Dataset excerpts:
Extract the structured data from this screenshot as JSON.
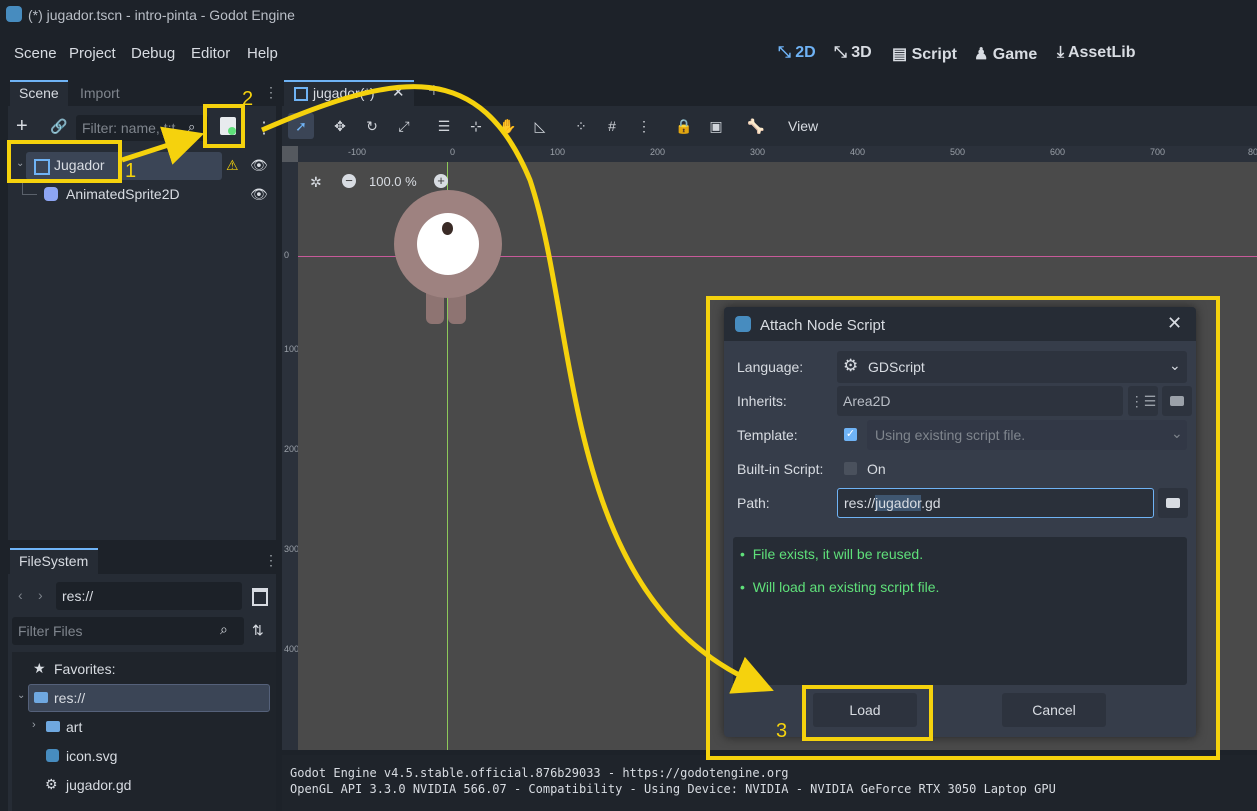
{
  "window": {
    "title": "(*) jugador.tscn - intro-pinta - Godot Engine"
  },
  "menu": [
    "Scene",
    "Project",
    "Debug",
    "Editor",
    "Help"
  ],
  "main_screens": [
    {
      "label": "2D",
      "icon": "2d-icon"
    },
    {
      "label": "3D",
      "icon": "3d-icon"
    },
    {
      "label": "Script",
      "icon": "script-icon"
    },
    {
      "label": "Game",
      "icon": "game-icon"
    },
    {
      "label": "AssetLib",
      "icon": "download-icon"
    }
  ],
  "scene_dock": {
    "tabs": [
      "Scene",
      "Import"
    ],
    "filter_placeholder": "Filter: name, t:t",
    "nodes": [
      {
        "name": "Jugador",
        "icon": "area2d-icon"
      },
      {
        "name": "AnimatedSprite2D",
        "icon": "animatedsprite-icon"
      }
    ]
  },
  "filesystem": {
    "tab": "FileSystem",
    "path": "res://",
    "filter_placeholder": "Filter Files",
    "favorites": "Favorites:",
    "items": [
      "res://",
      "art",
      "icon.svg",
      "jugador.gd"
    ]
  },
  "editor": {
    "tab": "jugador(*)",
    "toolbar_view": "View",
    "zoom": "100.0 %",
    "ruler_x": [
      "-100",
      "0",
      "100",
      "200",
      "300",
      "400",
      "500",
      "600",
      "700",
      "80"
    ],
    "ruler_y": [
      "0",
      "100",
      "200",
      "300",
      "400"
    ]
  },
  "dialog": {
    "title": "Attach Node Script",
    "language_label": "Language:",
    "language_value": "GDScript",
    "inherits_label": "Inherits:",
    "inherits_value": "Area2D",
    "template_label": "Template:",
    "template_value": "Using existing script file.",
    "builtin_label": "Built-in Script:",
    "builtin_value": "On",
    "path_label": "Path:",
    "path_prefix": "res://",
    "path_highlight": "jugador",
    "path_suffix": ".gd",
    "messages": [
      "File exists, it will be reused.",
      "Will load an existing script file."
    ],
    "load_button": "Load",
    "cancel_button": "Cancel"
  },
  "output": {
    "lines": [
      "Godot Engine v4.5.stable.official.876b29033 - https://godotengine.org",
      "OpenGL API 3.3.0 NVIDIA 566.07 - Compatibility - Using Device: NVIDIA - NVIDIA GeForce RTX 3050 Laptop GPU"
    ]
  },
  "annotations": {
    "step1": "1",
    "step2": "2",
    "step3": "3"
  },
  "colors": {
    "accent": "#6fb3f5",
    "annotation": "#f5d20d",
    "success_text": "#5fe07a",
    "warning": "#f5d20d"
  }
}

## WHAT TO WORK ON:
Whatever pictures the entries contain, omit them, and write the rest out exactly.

## YOUR SOLUTION:
Extract the structured data from this screenshot as JSON.
{
  "window": {
    "title": "(*) jugador.tscn - intro-pinta - Godot Engine"
  },
  "menu": [
    "Scene",
    "Project",
    "Debug",
    "Editor",
    "Help"
  ],
  "main_screens": [
    {
      "label": "2D",
      "icon": "2d-icon"
    },
    {
      "label": "3D",
      "icon": "3d-icon"
    },
    {
      "label": "Script",
      "icon": "script-icon"
    },
    {
      "label": "Game",
      "icon": "game-icon"
    },
    {
      "label": "AssetLib",
      "icon": "download-icon"
    }
  ],
  "scene_dock": {
    "tabs": [
      "Scene",
      "Import"
    ],
    "filter_placeholder": "Filter: name, t:t",
    "nodes": [
      {
        "name": "Jugador",
        "icon": "area2d-icon"
      },
      {
        "name": "AnimatedSprite2D",
        "icon": "animatedsprite-icon"
      }
    ]
  },
  "filesystem": {
    "tab": "FileSystem",
    "path": "res://",
    "filter_placeholder": "Filter Files",
    "favorites": "Favorites:",
    "items": [
      "res://",
      "art",
      "icon.svg",
      "jugador.gd"
    ]
  },
  "editor": {
    "tab": "jugador(*)",
    "toolbar_view": "View",
    "zoom": "100.0 %",
    "ruler_x": [
      "-100",
      "0",
      "100",
      "200",
      "300",
      "400",
      "500",
      "600",
      "700",
      "80"
    ],
    "ruler_y": [
      "0",
      "100",
      "200",
      "300",
      "400"
    ]
  },
  "dialog": {
    "title": "Attach Node Script",
    "language_label": "Language:",
    "language_value": "GDScript",
    "inherits_label": "Inherits:",
    "inherits_value": "Area2D",
    "template_label": "Template:",
    "template_value": "Using existing script file.",
    "builtin_label": "Built-in Script:",
    "builtin_value": "On",
    "path_label": "Path:",
    "path_prefix": "res://",
    "path_highlight": "jugador",
    "path_suffix": ".gd",
    "messages": [
      "File exists, it will be reused.",
      "Will load an existing script file."
    ],
    "load_button": "Load",
    "cancel_button": "Cancel"
  },
  "output": {
    "lines": [
      "Godot Engine v4.5.stable.official.876b29033 - https://godotengine.org",
      "OpenGL API 3.3.0 NVIDIA 566.07 - Compatibility - Using Device: NVIDIA - NVIDIA GeForce RTX 3050 Laptop GPU"
    ]
  },
  "annotations": {
    "step1": "1",
    "step2": "2",
    "step3": "3"
  },
  "colors": {
    "accent": "#6fb3f5",
    "annotation": "#f5d20d",
    "success_text": "#5fe07a",
    "warning": "#f5d20d"
  }
}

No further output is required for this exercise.